The world, and the Tug of War world specifically, has moved on since then. We will therefore have to come up with a new game plan, but the underlying principles and diligent execution will be the same.

The 6 characteristics of success in the future will be:
1. Uniqueness / Differentiation
2. Focus
3. A global orientation
4. Innovation
5. Sensitive radar – be alert and be prepared to learn from others
6. The ability to attract young people/talent and to keep them interested in our sport

How do we interpret this in a Tug of War context?
I do not have all the answers, but what I DO know is that we will have to adapt, and think and act with a new and refreshed perspective.

To this end, we will have to work together. We must get the following aspects right:
1. We MUST pull the U18 / U23’s through to senior level. Over the next 5 – 10 years, we must start building the next generation of senior teams with a winner’s mentality. Get the mindset right: if you are chosen for a national team, you have not achieved anything – apart from earning the responsibility to perform! That’s when the hard work starts.
2. We must adapt our practice and testing methods – what can we learn from other sports? Scientific preparation – and resources – are required.
3. We must prepare properly, and plan for success – it will not happen on its own.
4. To develop and conform to transformation requirements/community development (as required in order to obtain funding), we will need to employ a fulltime development officer.
5. We must build a bridge between school and seniors’ divisions.
6. We must have a sound financial model in place that will permit us to bring coaches and touring teams to South Africa, and to be able to send our teams overseas.
7. We must develop a new 5-year strategy in order to hold the 2018 World Championships in Cape Town (or 2020 if we don’t get 2018), and to ensure that our seniors win gold medals!
8. We must perform and grow – there must be a balance. In order to obtain funding, we have to develop. In order to develop, we have to perform – but these cannot be at the expense of each other. Statistics show that our base is growing well – we just need to find the correct balance.

We cannot do this individually – but together we can, if we all ‘buy in’ to the bigger picture.

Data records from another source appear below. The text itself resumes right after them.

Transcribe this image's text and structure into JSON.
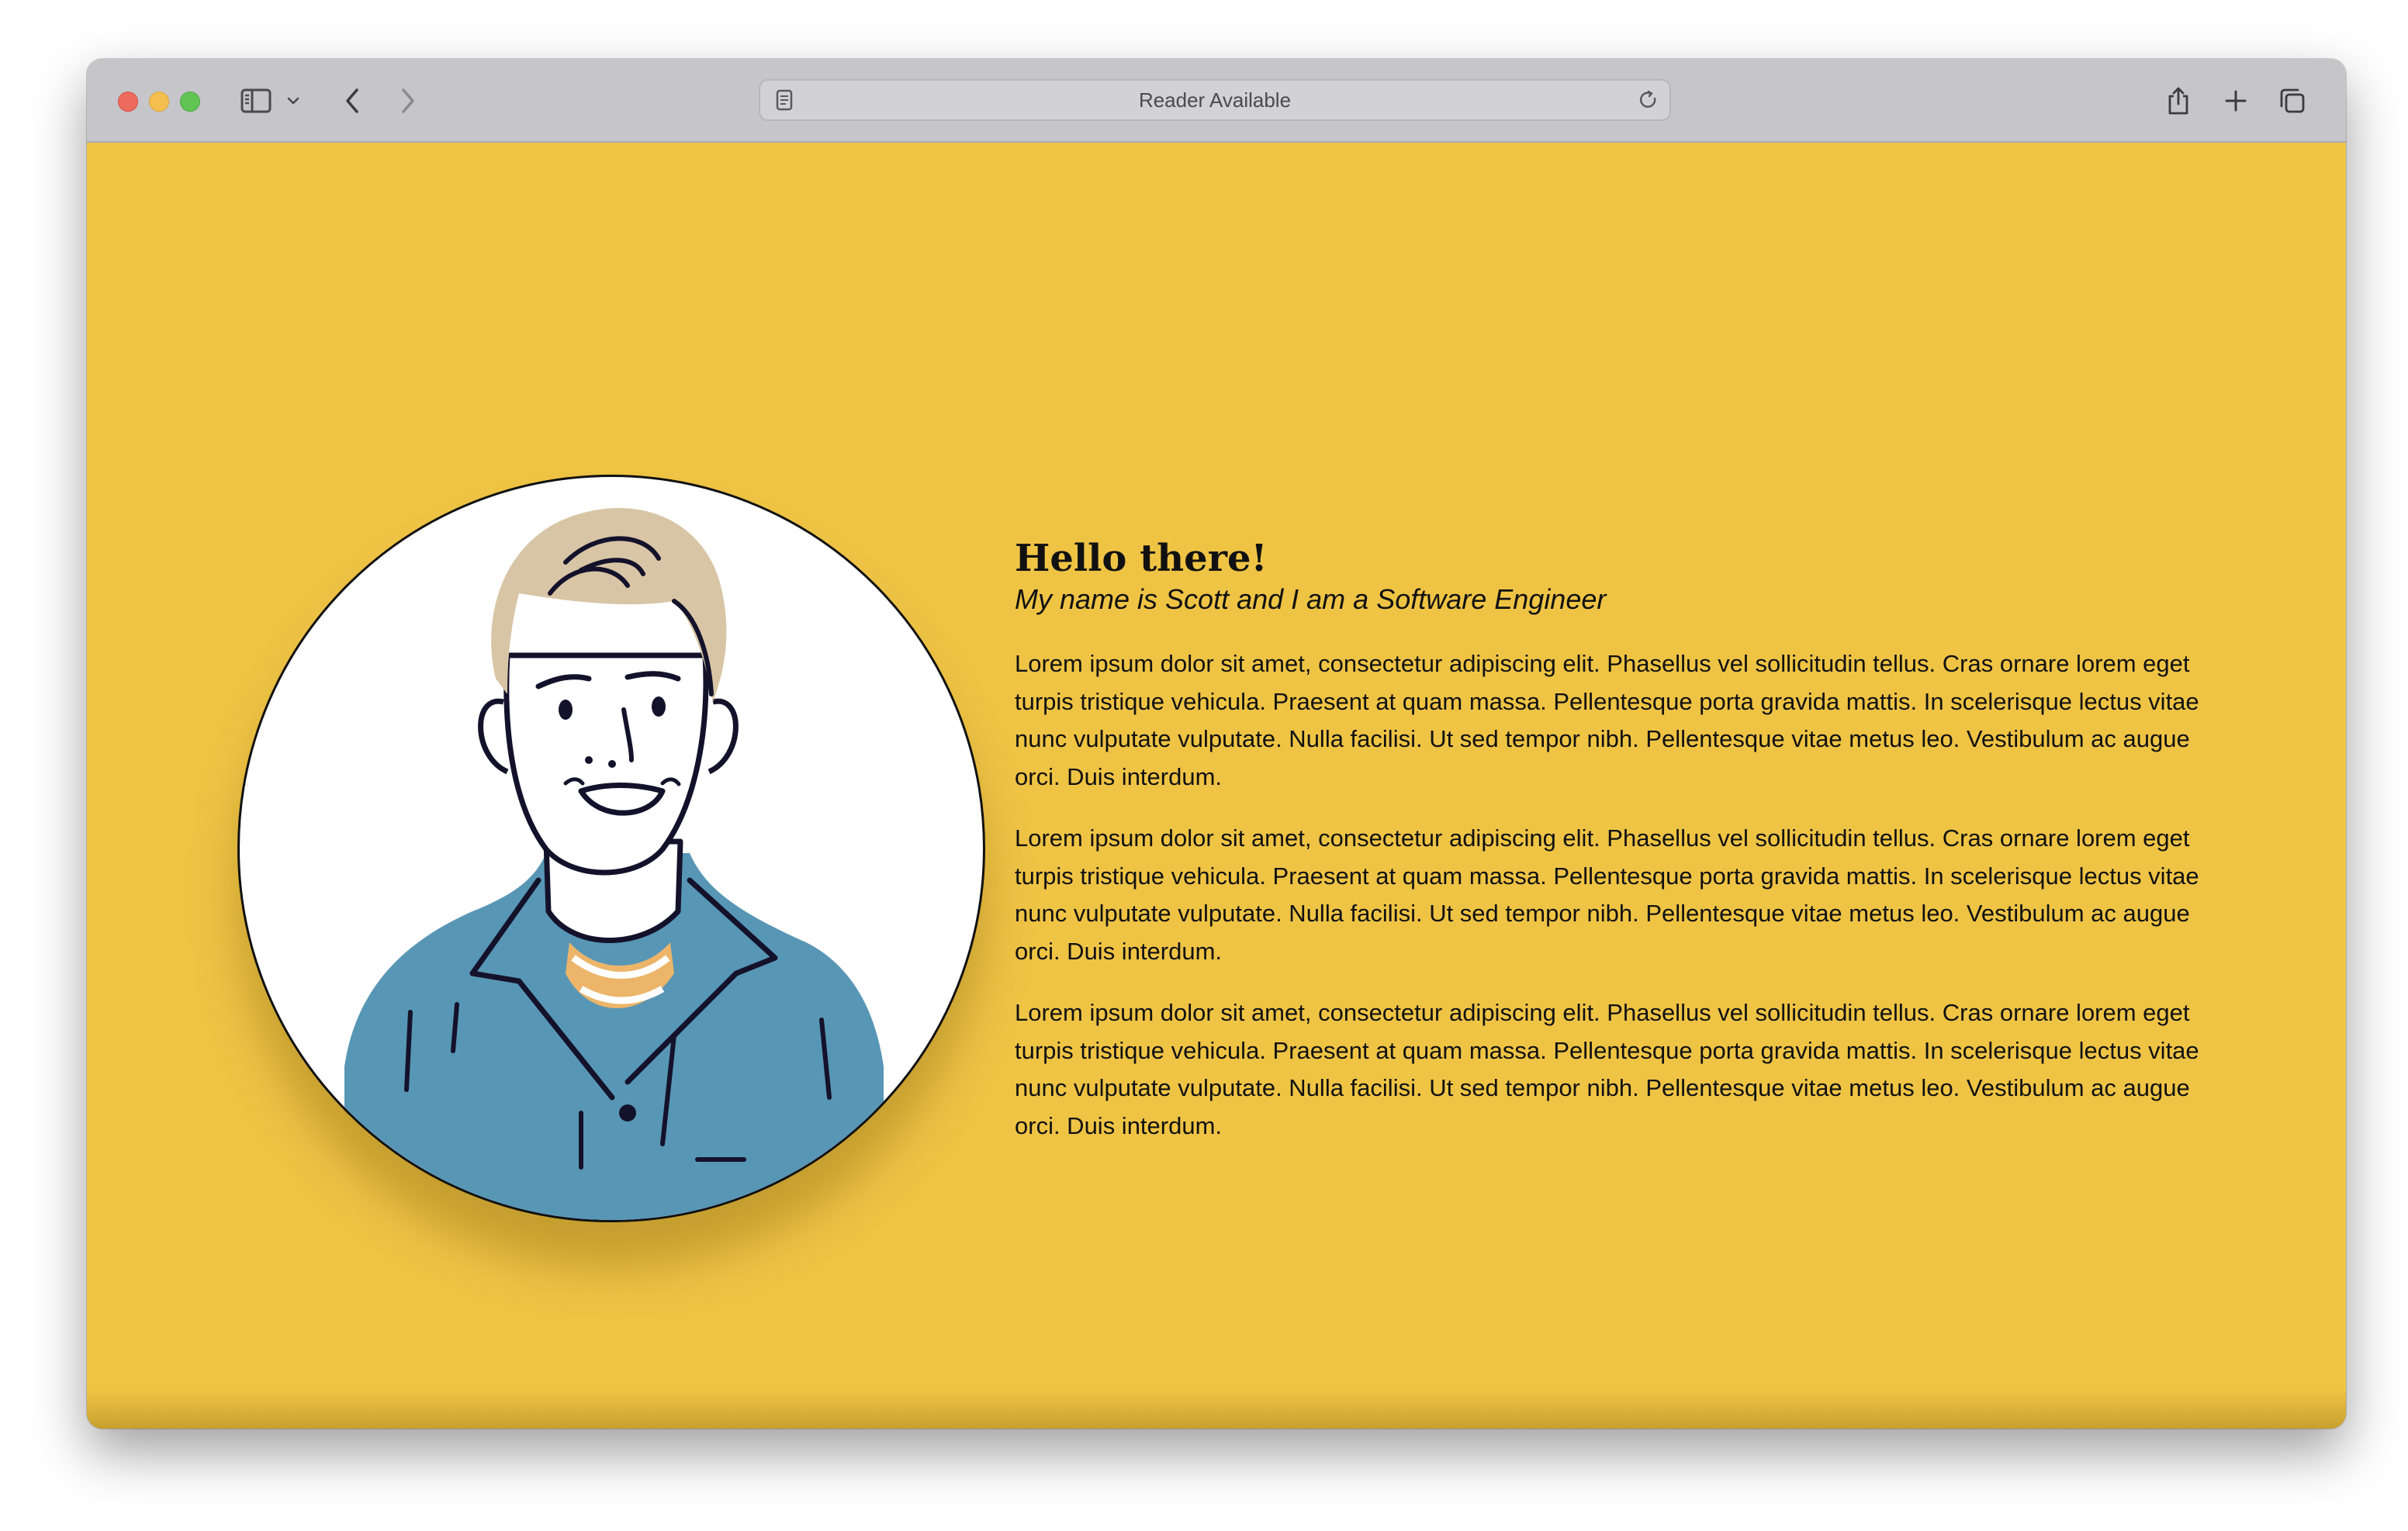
{
  "browser": {
    "address_text": "Reader Available",
    "icons": [
      "sidebar-icon",
      "chevron-down-icon",
      "back-icon",
      "forward-icon",
      "reader-icon",
      "reload-icon",
      "share-icon",
      "plus-icon",
      "tabs-icon"
    ]
  },
  "page": {
    "background_color": "#EFC445",
    "heading": "Hello there!",
    "subheading": "My name is Scott and I am a Software Engineer",
    "paragraphs": [
      "Lorem ipsum dolor sit amet, consectetur adipiscing elit. Phasellus vel sollicitudin tellus. Cras ornare lorem eget turpis tristique vehicula. Praesent at quam massa. Pellentesque porta gravida mattis. In scelerisque lectus vitae nunc vulputate vulputate. Nulla facilisi. Ut sed tempor nibh. Pellentesque vitae metus leo. Vestibulum ac augue orci. Duis interdum.",
      "Lorem ipsum dolor sit amet, consectetur adipiscing elit. Phasellus vel sollicitudin tellus. Cras ornare lorem eget turpis tristique vehicula. Praesent at quam massa. Pellentesque porta gravida mattis. In scelerisque lectus vitae nunc vulputate vulputate. Nulla facilisi. Ut sed tempor nibh. Pellentesque vitae metus leo. Vestibulum ac augue orci. Duis interdum.",
      "Lorem ipsum dolor sit amet, consectetur adipiscing elit. Phasellus vel sollicitudin tellus. Cras ornare lorem eget turpis tristique vehicula. Praesent at quam massa. Pellentesque porta gravida mattis. In scelerisque lectus vitae nunc vulputate vulputate. Nulla facilisi. Ut sed tempor nibh. Pellentesque vitae metus leo. Vestibulum ac augue orci. Duis interdum."
    ]
  }
}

That is the very essence of our sport – team work and the collective being more than the sum of the individual parts.

Please join us in this journey – it will be hard work, but it will be fun. And ultimately – highly satisfactory.

Anton Rabe